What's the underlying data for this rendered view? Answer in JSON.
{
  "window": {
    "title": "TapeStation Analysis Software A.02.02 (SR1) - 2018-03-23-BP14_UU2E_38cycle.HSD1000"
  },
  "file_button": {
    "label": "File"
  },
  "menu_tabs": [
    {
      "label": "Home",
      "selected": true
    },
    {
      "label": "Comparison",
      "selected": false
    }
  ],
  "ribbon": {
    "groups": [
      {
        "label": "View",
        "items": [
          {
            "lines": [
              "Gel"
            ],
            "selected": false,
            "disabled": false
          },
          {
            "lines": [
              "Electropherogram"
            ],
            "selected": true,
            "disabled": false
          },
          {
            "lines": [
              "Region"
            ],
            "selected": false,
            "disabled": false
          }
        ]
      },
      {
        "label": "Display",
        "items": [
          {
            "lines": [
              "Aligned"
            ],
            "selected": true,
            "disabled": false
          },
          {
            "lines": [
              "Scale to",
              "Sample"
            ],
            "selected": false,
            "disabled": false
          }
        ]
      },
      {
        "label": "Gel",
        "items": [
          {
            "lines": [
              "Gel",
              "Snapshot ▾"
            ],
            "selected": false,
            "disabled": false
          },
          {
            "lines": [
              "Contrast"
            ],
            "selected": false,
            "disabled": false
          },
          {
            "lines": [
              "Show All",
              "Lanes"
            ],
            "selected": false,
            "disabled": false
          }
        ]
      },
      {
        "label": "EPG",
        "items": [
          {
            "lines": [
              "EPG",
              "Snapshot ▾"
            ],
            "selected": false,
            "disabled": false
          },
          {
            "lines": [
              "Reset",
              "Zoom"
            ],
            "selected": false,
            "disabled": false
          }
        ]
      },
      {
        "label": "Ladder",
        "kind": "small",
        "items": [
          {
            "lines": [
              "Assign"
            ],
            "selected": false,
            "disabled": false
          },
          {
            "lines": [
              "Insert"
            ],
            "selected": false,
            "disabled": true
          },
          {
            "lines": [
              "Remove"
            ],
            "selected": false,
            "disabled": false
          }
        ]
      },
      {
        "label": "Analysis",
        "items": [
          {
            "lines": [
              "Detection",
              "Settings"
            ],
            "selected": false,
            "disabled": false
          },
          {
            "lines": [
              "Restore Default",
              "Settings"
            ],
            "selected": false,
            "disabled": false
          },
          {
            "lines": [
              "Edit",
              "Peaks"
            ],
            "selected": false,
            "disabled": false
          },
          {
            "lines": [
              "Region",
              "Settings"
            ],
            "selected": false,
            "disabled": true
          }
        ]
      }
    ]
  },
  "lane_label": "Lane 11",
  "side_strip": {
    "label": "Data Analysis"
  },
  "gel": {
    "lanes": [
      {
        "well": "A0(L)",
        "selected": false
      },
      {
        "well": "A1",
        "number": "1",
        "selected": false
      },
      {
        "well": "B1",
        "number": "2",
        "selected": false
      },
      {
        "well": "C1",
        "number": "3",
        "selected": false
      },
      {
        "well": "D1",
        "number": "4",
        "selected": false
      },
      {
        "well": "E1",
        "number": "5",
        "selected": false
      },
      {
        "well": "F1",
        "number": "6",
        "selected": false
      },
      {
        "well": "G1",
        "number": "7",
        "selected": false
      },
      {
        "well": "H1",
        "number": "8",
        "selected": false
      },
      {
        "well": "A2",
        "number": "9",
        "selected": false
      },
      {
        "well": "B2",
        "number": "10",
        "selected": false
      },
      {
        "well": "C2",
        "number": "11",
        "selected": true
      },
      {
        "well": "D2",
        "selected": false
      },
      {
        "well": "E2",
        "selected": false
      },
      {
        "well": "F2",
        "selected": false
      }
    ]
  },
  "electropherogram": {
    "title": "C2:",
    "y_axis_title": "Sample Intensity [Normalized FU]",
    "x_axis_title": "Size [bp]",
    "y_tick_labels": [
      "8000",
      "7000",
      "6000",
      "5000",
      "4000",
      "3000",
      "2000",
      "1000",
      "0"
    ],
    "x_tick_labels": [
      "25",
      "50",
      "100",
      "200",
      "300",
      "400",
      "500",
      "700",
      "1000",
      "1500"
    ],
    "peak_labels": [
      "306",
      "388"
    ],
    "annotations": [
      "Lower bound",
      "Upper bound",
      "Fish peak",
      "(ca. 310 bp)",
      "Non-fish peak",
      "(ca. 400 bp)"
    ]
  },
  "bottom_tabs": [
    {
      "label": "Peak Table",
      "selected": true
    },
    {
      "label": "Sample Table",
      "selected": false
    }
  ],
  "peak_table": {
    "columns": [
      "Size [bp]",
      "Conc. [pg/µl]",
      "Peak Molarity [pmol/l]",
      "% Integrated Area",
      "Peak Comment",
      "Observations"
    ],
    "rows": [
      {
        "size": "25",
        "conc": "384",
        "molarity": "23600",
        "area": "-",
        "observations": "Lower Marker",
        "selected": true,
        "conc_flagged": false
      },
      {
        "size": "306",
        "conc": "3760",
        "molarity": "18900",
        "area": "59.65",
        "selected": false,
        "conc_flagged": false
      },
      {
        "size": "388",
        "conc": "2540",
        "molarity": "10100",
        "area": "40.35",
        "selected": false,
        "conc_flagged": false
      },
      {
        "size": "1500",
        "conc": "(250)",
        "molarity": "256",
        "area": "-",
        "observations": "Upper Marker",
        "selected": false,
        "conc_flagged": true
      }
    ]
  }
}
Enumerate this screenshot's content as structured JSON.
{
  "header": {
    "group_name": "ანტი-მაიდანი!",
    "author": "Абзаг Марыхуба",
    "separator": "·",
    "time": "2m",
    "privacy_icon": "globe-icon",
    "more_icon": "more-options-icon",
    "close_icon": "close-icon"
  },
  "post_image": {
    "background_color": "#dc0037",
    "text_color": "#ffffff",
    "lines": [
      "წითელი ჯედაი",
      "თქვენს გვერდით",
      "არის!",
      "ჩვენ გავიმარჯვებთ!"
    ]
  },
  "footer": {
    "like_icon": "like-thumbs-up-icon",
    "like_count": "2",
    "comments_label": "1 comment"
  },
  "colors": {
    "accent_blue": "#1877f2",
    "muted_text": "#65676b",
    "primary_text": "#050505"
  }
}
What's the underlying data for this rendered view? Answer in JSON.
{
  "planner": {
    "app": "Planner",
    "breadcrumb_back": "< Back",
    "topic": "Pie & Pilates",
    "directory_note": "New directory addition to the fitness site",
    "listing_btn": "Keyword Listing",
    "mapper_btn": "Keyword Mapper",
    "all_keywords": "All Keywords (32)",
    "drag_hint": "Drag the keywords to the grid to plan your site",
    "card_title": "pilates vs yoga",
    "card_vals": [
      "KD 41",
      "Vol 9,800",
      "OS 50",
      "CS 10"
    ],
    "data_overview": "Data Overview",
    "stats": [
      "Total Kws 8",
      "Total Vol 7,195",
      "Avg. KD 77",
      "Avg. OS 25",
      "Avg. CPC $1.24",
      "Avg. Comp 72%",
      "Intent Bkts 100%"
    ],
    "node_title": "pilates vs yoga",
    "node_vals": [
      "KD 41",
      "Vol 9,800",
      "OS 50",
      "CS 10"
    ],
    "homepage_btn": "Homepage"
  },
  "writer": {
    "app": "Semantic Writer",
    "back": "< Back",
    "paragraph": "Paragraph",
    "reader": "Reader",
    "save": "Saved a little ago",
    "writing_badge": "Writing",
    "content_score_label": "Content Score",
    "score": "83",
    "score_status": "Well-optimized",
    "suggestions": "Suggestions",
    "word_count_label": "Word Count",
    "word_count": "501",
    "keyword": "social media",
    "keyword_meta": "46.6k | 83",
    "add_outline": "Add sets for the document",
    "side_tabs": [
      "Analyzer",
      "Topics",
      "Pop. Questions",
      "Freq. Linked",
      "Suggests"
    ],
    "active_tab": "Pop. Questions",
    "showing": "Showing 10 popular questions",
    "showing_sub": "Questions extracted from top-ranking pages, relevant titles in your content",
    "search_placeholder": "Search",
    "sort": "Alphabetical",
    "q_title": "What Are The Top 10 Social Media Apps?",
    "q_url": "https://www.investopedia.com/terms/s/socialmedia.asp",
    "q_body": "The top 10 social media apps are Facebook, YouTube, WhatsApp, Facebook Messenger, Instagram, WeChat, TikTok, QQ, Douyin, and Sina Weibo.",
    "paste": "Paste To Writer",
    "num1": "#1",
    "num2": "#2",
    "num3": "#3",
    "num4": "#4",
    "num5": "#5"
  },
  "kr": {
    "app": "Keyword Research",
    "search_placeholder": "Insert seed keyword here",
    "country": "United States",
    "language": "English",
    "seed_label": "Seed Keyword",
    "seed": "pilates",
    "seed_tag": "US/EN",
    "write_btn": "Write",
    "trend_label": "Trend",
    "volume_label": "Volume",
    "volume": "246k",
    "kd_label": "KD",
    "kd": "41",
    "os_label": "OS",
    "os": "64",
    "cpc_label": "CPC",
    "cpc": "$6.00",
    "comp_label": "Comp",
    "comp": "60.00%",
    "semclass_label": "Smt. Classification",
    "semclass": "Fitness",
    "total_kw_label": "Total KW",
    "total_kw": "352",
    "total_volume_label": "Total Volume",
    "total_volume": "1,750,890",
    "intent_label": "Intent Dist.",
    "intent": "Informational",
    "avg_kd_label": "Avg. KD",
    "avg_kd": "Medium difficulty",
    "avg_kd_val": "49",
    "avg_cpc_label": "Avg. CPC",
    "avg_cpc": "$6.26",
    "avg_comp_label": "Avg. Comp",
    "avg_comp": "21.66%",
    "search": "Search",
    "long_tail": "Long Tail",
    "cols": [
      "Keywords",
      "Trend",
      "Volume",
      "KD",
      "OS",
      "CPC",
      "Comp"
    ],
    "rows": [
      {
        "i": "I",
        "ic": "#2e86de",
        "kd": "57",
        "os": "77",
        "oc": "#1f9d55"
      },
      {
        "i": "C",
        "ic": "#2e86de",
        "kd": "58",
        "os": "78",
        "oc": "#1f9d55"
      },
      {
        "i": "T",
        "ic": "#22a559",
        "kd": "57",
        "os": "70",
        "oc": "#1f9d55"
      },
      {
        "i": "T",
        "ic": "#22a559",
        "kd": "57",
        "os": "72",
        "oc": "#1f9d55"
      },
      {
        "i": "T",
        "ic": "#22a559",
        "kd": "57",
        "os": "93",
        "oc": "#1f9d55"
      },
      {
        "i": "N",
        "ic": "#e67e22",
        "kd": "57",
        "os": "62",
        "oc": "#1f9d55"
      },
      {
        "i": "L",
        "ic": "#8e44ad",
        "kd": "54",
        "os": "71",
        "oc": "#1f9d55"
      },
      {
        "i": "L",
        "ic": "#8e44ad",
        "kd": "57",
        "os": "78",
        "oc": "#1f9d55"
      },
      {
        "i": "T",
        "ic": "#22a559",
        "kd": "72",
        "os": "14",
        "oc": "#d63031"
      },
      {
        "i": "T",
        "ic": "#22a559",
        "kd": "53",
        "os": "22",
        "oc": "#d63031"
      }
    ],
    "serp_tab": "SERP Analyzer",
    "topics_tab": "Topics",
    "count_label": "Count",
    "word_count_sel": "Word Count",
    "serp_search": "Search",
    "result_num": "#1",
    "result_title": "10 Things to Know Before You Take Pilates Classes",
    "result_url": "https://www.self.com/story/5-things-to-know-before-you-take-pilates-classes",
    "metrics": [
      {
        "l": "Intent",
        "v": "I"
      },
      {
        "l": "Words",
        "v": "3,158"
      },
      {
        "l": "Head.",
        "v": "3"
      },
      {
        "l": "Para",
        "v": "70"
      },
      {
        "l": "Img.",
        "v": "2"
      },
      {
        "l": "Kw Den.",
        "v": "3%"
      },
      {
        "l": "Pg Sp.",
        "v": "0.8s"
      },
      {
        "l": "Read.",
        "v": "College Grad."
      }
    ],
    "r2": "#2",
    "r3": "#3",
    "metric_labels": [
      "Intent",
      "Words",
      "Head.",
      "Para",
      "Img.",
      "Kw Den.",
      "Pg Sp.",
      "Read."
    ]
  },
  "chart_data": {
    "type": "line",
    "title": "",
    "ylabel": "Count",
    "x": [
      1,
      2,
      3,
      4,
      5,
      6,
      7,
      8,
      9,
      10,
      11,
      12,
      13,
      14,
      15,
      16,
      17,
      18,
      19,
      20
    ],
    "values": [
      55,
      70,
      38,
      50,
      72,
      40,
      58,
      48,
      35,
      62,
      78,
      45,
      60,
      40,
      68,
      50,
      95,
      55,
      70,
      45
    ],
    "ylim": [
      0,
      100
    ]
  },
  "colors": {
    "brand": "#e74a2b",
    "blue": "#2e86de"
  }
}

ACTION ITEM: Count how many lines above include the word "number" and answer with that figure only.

EXERCISE OUTPUT: 11